### Work order
The entries below should be copied exactly and completely.

### Website and app data records
▽
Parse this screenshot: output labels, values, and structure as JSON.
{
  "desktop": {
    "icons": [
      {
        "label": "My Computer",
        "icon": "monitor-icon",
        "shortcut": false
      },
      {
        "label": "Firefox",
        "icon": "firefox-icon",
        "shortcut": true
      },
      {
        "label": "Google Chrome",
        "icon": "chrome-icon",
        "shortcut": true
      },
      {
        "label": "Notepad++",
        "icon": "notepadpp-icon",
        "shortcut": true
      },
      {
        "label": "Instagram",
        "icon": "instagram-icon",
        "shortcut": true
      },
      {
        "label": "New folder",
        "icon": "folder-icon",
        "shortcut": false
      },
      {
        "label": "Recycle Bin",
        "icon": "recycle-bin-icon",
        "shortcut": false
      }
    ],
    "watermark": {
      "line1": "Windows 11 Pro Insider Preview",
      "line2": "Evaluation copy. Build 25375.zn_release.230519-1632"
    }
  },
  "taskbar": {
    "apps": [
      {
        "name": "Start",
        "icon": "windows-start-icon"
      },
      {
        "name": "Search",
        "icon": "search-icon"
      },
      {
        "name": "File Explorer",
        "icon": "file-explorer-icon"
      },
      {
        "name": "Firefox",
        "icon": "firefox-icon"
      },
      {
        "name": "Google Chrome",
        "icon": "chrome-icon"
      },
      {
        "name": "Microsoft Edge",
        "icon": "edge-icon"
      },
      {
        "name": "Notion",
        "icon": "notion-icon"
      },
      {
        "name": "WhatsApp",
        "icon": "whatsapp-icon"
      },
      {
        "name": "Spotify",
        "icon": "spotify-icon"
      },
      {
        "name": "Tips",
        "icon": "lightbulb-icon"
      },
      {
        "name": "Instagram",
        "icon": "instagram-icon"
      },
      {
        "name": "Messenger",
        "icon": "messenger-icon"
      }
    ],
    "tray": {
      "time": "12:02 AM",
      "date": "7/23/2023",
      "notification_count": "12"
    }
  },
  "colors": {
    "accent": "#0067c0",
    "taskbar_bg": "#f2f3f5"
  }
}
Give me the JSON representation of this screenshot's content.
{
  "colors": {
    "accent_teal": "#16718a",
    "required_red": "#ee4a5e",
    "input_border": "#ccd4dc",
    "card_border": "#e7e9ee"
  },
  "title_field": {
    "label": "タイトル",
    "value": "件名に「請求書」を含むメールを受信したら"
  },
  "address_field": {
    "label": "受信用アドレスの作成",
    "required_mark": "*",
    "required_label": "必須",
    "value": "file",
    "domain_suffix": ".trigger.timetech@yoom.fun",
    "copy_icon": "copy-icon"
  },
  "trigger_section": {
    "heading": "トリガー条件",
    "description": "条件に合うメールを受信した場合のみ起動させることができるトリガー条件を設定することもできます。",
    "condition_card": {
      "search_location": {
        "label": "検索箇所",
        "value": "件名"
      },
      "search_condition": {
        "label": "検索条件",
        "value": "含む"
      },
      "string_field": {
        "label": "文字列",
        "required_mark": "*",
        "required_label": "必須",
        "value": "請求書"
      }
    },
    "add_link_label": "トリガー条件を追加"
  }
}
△
### Written solution
Parse this screenshot: output labels, values, and structure as JSON.
{
  "desktop": {
    "icons": [
      {
        "label": "My Computer",
        "icon": "monitor-icon",
        "shortcut": false
      },
      {
        "label": "Firefox",
        "icon": "firefox-icon",
        "shortcut": true
      },
      {
        "label": "Google Chrome",
        "icon": "chrome-icon",
        "shortcut": true
      },
      {
        "label": "Notepad++",
        "icon": "notepadpp-icon",
        "shortcut": true
      },
      {
        "label": "Instagram",
        "icon": "instagram-icon",
        "shortcut": true
      },
      {
        "label": "New folder",
        "icon": "folder-icon",
        "shortcut": false
      },
      {
        "label": "Recycle Bin",
        "icon": "recycle-bin-icon",
        "shortcut": false
      }
    ],
    "watermark": {
      "line1": "Windows 11 Pro Insider Preview",
      "line2": "Evaluation copy. Build 25375.zn_release.230519-1632"
    }
  },
  "taskbar": {
    "apps": [
      {
        "name": "Start",
        "icon": "windows-start-icon"
      },
      {
        "name": "Search",
        "icon": "search-icon"
      },
      {
        "name": "File Explorer",
        "icon": "file-explorer-icon"
      },
      {
        "name": "Firefox",
        "icon": "firefox-icon"
      },
      {
        "name": "Google Chrome",
        "icon": "chrome-icon"
      },
      {
        "name": "Microsoft Edge",
        "icon": "edge-icon"
      },
      {
        "name": "Notion",
        "icon": "notion-icon"
      },
      {
        "name": "WhatsApp",
        "icon": "whatsapp-icon"
      },
      {
        "name": "Spotify",
        "icon": "spotify-icon"
      },
      {
        "name": "Tips",
        "icon": "lightbulb-icon"
      },
      {
        "name": "Instagram",
        "icon": "instagram-icon"
      },
      {
        "name": "Messenger",
        "icon": "messenger-icon"
      }
    ],
    "tray": {
      "time": "12:02 AM",
      "date": "7/23/2023",
      "notification_count": "12"
    }
  },
  "colors": {
    "accent": "#0067c0",
    "taskbar_bg": "#f2f3f5"
  }
}
Give me the JSON representation of this screenshot's content.
{
  "colors": {
    "accent_teal": "#16718a",
    "required_red": "#ee4a5e",
    "input_border": "#ccd4dc",
    "card_border": "#e7e9ee"
  },
  "title_field": {
    "label": "タイトル",
    "value": "件名に「請求書」を含むメールを受信したら"
  },
  "address_field": {
    "label": "受信用アドレスの作成",
    "required_mark": "*",
    "required_label": "必須",
    "value": "file",
    "domain_suffix": ".trigger.timetech@yoom.fun",
    "copy_icon": "copy-icon"
  },
  "trigger_section": {
    "heading": "トリガー条件",
    "description": "条件に合うメールを受信した場合のみ起動させることができるトリガー条件を設定することもできます。",
    "condition_card": {
      "search_location": {
        "label": "検索箇所",
        "value": "件名"
      },
      "search_condition": {
        "label": "検索条件",
        "value": "含む"
      },
      "string_field": {
        "label": "文字列",
        "required_mark": "*",
        "required_label": "必須",
        "value": "請求書"
      }
    },
    "add_link_label": "トリガー条件を追加"
  }
}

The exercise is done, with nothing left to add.